Locust Street Letters

By Frank Lawrence Vernon

Philadelphia: St. Mark's Church, Locust Street.




When Our Lord was led up of the spirit into the wilderness to be tempted, the tempter was the devil. When the temptation was finished, Our Lord said to the tempter, get thee hence Satan. The name Satan is a Hebrew word. In Greek it is translated by the word diabolos, which means accuser, adversary. The English word for diabolos is devil.
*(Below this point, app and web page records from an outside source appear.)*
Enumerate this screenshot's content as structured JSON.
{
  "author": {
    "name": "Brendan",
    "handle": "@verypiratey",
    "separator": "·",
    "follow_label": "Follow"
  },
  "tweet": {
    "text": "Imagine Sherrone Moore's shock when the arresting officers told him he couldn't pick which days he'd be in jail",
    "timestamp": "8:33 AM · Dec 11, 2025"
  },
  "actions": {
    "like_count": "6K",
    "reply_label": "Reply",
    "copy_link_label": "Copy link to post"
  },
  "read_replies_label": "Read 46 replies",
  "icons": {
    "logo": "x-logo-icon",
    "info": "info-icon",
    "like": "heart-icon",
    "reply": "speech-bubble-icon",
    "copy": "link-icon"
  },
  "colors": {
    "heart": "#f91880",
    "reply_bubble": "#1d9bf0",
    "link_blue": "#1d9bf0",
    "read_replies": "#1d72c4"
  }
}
Who is he? What is he?

The answer to this question is contained in the twelfth chapter of the Book of the Revelation of St. John the Divine, in the seventh, eighth and ninth verses, part of the Epistle for Saint Michael and All Angels Day. “Be sober, be vigilant;” warns Saint Peter, “because your adversary the devil, as a roaring lion, walketh about, seeking whom he may devour: whom resist steadfast in the faith.”

It seems a long time ago since I first heard old-fashioned skeptics expressing doubts as to the existence of a personal devil. I suppose that most of them are dead by this time. They would be far behind the times if they were living now. The modern skeptic has advanced in knowledge since then. He has discovered that the world and the flesh are no longer the fields of temptation. He has discovered that there is no such thing as temptation. He has discovered that there is no such thing as sin. He has discovered that the way to attain to freedom from temptation is to yield to it. He has discovered that the way to escape sin is to sin. This was called at first the new morality. I think that it is beginning to lose the interest of novelty. The unimaginative majority of people are stupid enough to say that it is only the old immorality. Demoniacal possession is as common today as it ever was.
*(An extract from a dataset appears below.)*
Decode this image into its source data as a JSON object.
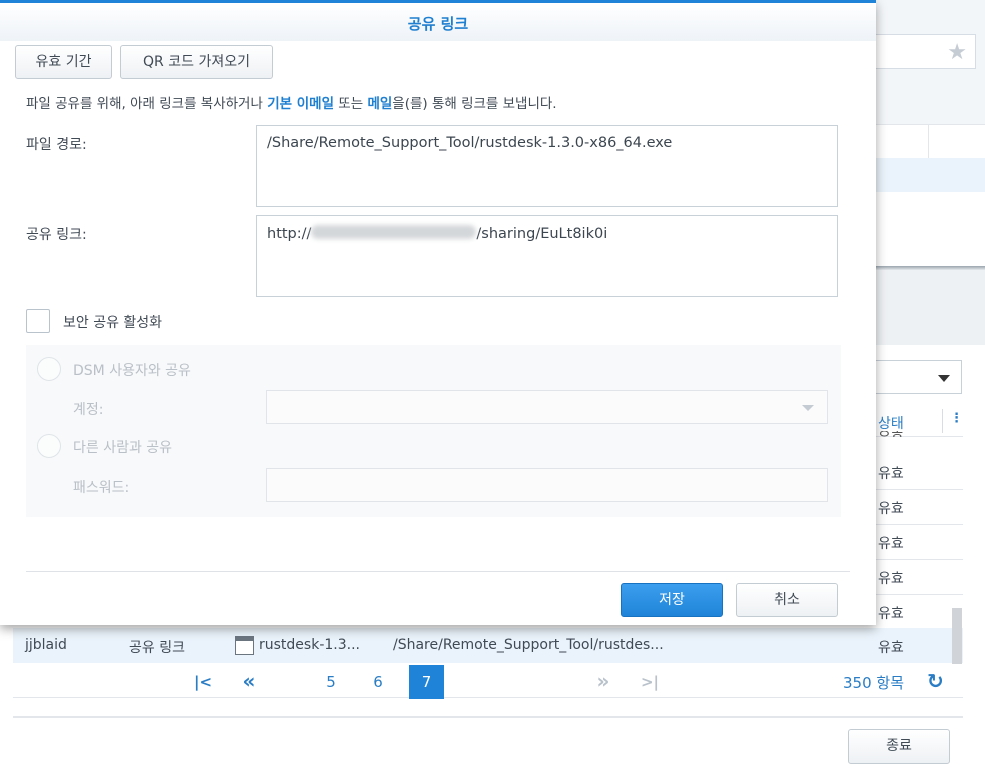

I am not interested in arguing this point, partly because it needs no argument, but chiefly because I want to call attention to a lesson to be gained from the record of the miracle in today’s Gospel: “When the devil was gone out, the dumb spake.” This person, while he was possessed of the devil, was deprived of the use of a faculty. When the devil was gone out the man regained his freedom for self-expression. That freedom was the gift of Our Lord. Our Lord came into this world to restore to man the glorious liberty of the children of God. He came that we might have life, and that we might have it more abundantly.

The enemy of life and “liberty is the devil. Those whom he beguiles and enslaves are lured into a life of perpetual frustration. The spiritual faculties become deadened through disuse. The bodily faculties become brutalized through misuse. Social bonds of love and loyalty are destroyed by passion and treachery. In the end everything worth having in this world and the next is lost. The awakening, when it is too late, to this consciousness of irretrievable loss, brings with it the worst pain of hell, which the theologians call poena damni, the pain of loss.

“Jesus was casting out a devil, and it was dumb.” So Our Lord looks into a devil-possessed soul. He sees within it, buried under the diseased tissue, the wasted form of the imprisoned person, who in spite of captivity and madness yet retains the remnant of a personality capable of restoration by the exercise of the virtue which He alone possesses. He speaks the word which exorcises. The devil is cast out. The victim regains consciousness. Our Lord cleanses, heals, restores, and releases the faculties which belong to the Sons of God, to praise the God who created, redeemed and illuminated them.

Affectionately in Our Lord,

Project Canterbury